This is probably a post I should have written a month ago. However it came to me this morning while I was on my morning walk around Madison. Summer has arrived for our college students. Unless they are attending summer sessions, they are most likely home.
A common questions I get from parents is “Should I let my college-aged student drink in my home when they are home from school?” Logically they think “I know they are drinking at school anyway.” This is a great question and I am always happy to provide some thoughts. I also cover two other topics I think are worth covering with your child college student.
College Students – Quasi Adults

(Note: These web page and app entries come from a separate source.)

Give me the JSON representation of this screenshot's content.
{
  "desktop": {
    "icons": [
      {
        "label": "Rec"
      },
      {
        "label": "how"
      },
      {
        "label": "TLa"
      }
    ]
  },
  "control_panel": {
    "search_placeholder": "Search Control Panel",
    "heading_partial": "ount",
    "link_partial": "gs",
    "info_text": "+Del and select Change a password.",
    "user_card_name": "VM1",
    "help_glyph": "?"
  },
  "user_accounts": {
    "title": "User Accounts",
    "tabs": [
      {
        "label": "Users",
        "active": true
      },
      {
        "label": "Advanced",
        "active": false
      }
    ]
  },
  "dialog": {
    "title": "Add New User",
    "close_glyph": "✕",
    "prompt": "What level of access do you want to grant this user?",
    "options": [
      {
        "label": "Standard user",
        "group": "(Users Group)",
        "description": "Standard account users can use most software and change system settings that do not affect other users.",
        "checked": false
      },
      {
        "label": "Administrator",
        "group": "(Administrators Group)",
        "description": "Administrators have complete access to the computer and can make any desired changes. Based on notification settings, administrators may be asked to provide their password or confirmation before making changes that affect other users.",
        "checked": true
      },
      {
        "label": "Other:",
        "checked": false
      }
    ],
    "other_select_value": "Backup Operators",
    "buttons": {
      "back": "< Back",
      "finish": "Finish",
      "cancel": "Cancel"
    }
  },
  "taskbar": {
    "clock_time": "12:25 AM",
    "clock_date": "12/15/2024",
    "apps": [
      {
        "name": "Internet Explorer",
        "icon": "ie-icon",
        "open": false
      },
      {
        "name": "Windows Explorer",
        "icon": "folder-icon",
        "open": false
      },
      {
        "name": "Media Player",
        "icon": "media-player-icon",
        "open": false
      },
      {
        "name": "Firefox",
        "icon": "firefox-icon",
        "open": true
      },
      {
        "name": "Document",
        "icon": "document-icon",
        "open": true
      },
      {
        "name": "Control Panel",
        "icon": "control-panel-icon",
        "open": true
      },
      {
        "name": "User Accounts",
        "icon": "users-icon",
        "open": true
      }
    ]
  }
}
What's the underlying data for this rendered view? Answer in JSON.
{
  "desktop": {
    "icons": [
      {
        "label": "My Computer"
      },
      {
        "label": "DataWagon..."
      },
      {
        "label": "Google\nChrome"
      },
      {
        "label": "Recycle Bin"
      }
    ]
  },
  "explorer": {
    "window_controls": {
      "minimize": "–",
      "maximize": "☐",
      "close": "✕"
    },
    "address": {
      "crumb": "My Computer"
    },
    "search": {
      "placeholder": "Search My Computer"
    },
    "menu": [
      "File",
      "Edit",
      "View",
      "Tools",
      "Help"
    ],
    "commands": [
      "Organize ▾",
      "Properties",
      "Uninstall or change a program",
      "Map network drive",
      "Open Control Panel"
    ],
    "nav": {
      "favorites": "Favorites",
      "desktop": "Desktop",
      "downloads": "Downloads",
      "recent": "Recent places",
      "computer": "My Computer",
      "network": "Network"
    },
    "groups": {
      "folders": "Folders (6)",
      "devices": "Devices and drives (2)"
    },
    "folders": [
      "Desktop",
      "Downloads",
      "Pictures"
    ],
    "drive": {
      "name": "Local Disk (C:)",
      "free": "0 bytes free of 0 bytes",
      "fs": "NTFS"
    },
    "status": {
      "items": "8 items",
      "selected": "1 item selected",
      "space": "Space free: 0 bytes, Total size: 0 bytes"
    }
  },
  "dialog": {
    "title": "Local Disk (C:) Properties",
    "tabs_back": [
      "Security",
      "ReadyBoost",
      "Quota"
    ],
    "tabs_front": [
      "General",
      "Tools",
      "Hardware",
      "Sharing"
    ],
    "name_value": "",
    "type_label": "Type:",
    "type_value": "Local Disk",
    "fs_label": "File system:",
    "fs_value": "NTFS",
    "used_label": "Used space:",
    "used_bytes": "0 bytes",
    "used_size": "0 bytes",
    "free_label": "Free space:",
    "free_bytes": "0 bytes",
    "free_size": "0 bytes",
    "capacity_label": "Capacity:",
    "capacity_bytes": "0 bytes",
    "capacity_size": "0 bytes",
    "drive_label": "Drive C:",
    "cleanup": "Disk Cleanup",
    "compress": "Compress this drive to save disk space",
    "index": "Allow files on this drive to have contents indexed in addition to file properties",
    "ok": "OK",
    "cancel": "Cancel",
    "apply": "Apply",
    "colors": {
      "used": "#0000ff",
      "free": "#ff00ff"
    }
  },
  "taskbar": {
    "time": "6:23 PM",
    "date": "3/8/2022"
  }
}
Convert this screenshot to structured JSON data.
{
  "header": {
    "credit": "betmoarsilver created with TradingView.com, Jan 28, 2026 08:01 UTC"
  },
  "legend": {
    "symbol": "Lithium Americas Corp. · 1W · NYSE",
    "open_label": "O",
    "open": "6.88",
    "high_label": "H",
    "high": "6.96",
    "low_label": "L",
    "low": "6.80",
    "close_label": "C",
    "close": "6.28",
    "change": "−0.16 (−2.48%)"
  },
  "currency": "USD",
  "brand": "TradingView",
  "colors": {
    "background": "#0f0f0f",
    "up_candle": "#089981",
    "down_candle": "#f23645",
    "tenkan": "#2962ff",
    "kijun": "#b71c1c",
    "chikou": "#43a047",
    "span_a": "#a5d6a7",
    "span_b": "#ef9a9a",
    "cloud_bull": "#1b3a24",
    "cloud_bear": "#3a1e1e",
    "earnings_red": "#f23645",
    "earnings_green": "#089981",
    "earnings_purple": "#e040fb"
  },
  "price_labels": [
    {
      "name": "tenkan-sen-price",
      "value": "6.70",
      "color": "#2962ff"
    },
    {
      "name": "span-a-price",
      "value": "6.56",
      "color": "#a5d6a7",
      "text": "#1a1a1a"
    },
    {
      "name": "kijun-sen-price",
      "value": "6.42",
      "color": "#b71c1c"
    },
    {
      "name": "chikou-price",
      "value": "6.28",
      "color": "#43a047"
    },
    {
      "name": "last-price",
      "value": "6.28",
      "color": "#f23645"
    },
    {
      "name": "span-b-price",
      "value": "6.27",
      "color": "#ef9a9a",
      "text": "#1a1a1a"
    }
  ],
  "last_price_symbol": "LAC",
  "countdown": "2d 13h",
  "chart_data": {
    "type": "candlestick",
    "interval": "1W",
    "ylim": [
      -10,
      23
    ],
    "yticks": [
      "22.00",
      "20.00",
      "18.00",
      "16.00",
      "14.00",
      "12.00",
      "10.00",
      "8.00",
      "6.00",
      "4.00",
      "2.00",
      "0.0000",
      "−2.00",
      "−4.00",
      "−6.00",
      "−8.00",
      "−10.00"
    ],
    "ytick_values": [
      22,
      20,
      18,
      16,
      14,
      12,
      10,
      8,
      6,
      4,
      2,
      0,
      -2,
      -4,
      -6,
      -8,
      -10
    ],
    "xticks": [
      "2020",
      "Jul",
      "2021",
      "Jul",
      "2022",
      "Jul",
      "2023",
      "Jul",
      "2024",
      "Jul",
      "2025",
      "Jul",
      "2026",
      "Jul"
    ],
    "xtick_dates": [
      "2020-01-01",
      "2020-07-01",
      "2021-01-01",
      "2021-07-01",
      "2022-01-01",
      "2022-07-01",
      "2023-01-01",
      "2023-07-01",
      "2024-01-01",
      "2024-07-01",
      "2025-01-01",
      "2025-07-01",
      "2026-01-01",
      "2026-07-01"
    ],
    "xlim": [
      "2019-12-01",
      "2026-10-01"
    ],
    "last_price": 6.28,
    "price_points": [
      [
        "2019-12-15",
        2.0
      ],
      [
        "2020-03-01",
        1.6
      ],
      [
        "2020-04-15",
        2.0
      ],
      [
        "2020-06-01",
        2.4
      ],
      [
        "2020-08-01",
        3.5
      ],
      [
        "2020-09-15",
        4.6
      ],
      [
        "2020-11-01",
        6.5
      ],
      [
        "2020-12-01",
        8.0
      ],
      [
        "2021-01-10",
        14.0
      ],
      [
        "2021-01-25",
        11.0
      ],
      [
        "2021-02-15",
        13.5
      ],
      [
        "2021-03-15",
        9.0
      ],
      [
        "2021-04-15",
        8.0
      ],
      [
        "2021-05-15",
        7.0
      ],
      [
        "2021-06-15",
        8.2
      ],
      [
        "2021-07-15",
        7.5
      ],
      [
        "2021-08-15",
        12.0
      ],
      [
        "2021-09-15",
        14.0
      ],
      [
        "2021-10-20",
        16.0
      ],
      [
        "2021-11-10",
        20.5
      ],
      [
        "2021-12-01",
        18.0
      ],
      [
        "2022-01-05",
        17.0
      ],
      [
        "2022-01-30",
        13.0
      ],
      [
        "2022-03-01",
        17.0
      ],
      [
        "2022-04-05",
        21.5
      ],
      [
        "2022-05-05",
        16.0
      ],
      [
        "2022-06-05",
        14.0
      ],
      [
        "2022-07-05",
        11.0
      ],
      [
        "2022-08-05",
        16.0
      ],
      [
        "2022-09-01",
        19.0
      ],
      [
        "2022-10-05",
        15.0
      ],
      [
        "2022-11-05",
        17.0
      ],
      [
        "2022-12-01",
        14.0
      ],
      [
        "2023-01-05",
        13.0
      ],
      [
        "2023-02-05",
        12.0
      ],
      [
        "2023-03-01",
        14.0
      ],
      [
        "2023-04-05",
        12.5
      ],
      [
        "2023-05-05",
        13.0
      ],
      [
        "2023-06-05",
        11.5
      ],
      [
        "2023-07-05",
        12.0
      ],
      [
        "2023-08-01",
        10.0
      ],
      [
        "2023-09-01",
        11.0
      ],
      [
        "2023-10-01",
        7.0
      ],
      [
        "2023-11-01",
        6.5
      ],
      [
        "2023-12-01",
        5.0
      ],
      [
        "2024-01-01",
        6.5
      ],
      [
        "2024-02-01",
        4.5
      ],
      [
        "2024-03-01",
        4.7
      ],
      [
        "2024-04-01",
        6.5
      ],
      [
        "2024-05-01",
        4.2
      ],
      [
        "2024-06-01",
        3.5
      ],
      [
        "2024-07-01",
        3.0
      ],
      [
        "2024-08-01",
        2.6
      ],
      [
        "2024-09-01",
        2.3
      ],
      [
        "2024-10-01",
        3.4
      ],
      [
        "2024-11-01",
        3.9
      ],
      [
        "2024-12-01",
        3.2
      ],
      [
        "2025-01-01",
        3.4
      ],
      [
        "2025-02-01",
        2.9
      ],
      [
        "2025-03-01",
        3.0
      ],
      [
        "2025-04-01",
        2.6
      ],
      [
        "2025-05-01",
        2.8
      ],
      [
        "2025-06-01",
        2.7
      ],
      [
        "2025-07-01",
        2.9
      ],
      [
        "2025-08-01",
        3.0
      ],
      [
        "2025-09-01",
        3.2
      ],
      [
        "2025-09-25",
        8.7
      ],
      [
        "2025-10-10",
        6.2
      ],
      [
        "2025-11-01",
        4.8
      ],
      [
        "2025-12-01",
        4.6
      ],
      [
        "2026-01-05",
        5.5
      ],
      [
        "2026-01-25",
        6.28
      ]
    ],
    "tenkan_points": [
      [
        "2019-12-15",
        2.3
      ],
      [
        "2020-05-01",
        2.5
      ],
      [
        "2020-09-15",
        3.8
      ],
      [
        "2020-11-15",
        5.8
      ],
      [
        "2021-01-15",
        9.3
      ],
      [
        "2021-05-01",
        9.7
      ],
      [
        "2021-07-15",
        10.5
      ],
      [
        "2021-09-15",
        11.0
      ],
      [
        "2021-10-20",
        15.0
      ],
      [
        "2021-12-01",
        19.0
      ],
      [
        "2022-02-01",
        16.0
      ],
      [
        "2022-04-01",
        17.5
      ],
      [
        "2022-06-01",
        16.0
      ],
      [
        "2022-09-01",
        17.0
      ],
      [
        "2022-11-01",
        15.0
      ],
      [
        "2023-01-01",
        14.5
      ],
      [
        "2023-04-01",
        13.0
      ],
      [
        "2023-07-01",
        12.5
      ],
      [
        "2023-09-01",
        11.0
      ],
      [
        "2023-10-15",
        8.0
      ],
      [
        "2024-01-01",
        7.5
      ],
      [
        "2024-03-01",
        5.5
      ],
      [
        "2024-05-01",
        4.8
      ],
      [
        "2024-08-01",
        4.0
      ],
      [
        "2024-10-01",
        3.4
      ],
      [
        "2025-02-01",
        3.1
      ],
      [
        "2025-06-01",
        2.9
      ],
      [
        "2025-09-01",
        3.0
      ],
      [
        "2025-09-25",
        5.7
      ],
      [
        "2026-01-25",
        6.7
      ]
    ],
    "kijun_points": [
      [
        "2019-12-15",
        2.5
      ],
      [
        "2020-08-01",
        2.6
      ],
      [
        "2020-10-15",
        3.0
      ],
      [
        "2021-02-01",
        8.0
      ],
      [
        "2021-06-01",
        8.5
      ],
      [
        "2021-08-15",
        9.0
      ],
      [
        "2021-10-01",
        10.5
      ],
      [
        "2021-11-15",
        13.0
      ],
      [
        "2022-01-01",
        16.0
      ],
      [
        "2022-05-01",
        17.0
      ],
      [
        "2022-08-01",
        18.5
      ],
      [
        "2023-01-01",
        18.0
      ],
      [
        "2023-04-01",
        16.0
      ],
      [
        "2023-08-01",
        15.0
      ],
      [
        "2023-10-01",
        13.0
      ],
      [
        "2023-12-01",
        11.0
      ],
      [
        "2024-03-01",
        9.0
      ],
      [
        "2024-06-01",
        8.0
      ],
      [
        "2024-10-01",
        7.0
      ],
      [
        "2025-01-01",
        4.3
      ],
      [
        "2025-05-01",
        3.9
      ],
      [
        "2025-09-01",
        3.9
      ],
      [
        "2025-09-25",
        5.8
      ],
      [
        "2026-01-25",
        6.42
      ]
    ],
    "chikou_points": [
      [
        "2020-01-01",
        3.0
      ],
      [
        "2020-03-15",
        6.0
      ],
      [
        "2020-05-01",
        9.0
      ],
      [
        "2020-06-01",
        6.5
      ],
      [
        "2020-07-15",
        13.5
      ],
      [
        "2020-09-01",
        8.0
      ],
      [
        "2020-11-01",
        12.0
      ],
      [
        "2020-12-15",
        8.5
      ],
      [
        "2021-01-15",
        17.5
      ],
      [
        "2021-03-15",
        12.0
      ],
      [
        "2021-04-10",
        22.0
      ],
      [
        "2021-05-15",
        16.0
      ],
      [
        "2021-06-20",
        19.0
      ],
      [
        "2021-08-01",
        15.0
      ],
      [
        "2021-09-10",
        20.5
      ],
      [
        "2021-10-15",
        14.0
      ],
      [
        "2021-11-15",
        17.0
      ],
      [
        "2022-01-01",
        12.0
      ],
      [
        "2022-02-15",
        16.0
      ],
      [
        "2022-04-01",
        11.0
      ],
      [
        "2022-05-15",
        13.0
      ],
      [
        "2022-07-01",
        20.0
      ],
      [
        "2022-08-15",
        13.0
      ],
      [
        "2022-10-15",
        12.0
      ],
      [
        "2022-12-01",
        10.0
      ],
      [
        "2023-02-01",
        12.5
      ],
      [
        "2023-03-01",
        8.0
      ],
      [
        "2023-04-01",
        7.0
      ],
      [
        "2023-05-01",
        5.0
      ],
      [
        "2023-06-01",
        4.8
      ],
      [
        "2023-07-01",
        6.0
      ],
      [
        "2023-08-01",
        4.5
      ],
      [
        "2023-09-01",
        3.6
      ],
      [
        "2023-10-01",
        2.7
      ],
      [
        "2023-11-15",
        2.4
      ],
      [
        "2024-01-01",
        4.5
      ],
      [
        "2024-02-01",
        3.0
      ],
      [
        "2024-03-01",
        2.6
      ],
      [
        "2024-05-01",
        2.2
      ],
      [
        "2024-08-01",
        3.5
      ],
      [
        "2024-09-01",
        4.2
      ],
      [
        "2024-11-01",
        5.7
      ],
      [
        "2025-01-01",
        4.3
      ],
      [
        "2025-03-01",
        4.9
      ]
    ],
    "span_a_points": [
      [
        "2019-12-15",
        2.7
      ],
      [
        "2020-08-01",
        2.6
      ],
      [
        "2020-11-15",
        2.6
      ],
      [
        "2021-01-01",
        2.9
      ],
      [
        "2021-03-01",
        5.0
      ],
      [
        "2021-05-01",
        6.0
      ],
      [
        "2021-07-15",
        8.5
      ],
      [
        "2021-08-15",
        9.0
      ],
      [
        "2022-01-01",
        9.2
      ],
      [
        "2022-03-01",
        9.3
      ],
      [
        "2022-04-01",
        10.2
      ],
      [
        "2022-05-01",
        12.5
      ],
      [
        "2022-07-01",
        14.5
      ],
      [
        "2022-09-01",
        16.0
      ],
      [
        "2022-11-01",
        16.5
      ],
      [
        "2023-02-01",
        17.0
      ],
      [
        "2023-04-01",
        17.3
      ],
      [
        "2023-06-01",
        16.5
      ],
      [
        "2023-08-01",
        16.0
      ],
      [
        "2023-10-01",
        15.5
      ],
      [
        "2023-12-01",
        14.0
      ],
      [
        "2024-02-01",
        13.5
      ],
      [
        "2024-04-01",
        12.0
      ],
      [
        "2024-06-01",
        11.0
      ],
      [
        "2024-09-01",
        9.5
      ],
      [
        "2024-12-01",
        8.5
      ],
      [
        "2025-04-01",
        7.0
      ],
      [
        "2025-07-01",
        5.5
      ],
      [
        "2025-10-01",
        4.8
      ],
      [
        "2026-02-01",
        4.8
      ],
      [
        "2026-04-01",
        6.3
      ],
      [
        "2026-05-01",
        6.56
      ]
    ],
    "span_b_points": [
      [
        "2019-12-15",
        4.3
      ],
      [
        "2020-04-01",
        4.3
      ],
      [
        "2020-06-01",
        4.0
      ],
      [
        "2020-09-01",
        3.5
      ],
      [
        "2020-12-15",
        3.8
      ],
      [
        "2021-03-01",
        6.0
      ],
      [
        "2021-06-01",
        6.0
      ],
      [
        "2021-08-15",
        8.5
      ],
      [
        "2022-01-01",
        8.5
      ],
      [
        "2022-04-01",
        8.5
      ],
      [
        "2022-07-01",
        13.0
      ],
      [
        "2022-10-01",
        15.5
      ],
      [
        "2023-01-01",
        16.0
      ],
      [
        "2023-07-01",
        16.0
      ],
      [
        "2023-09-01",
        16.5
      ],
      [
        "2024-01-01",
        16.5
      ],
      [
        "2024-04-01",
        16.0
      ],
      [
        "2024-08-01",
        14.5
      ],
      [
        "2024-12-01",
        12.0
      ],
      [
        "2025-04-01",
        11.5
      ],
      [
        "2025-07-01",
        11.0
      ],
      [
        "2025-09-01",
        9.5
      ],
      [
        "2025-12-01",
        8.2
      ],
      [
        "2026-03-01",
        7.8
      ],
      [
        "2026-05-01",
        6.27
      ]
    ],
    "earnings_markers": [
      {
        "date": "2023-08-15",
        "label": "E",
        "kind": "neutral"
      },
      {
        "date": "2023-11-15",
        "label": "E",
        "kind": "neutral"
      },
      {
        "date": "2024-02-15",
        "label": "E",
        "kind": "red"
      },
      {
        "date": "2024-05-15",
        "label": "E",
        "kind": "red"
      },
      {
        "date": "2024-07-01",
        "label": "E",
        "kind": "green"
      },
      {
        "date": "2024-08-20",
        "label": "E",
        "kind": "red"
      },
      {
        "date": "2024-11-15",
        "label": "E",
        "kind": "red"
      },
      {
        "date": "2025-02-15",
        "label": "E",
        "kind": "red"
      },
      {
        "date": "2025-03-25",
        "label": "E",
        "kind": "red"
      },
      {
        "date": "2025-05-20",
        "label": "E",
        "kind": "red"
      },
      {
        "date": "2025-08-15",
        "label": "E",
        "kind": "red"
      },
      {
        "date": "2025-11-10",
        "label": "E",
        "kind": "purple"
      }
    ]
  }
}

I remember when I was dropped off by my parents at college. While my mother cried my father took me to the side and told me two things.
- Call your mother every week to check in
- You are an adult now
As the youngest of four boys I was my mother’s baby. I made sure to call her a couple of times per week. This made her happy. This was a good directive from my father. After all, mothers worry.
His second point, that I was now an adult, was a little off. Technically based on age I was. But going to college was like having the training wheels taken off. At best I would say I was a quasi adult; part adult part child. I certainly had much more responsibility and a greater degree of freedom, but I was still immature and prone to poor decisions. By the time I finished college I was more of an adult than when I went to college.
Expectations to Discuss with your College Student Child
Set up time with your child where you can sit down and discuss your expectations. I would caution against ambushing your child or having the conversation at 7 a.m. on your way out the door to work. Set up time in advance. Topics to cover:
- Do not allow underage drinking in your home: Hosting underage drinking is illegal. I’m not going to take a moral stance on this about how breaking the law is wrong. My point is that allowing underage drinking or hosting parties where it occurs opens up the homeowner to serious liability if something goes wrong. It is not uncommon for someone underage to become impaired, get behind the wheel of a car, and get into an accident.
- Discuss drinking and driving with your child: Tell your child that you cannot control what they do outside of your home. However under no circumstances are they allowed to drink and drive. If they have been drinking they need to sleep out or find a safe ride home. If they need to they can call you. They also must not get into the car with a driver who has been impaired. Drinking and driving can have life altering consequences.
- Set curfew time: This is usually a touchy subject. Your child might bristle at having a curfew saying, “I didn’t have one while I was at school.” Fight the inclination to reply “Well this is my house so it’s my rules.” Seek input from your child. Remember they are a quasi-adult. Have a conversation and come up with mutually agreed upon rules
As a member of Al-Anon I spend a lot of time with mothers who are excited about their children coming home from school. By the time June rolls around though they tell me they can’t wait to have the peace of their household back when their children return to school. Reintegrating in one household can be a little rough. On the one hand your child is always your child. On the other your child has partially become an adult. Realize that there may be some rocky moments. Have patience. Remember though that your house is your house. Do not condone illegal or dangerous behavior. Feel free to reach out to us here at NJFAI if you have any questions, comments or concerns.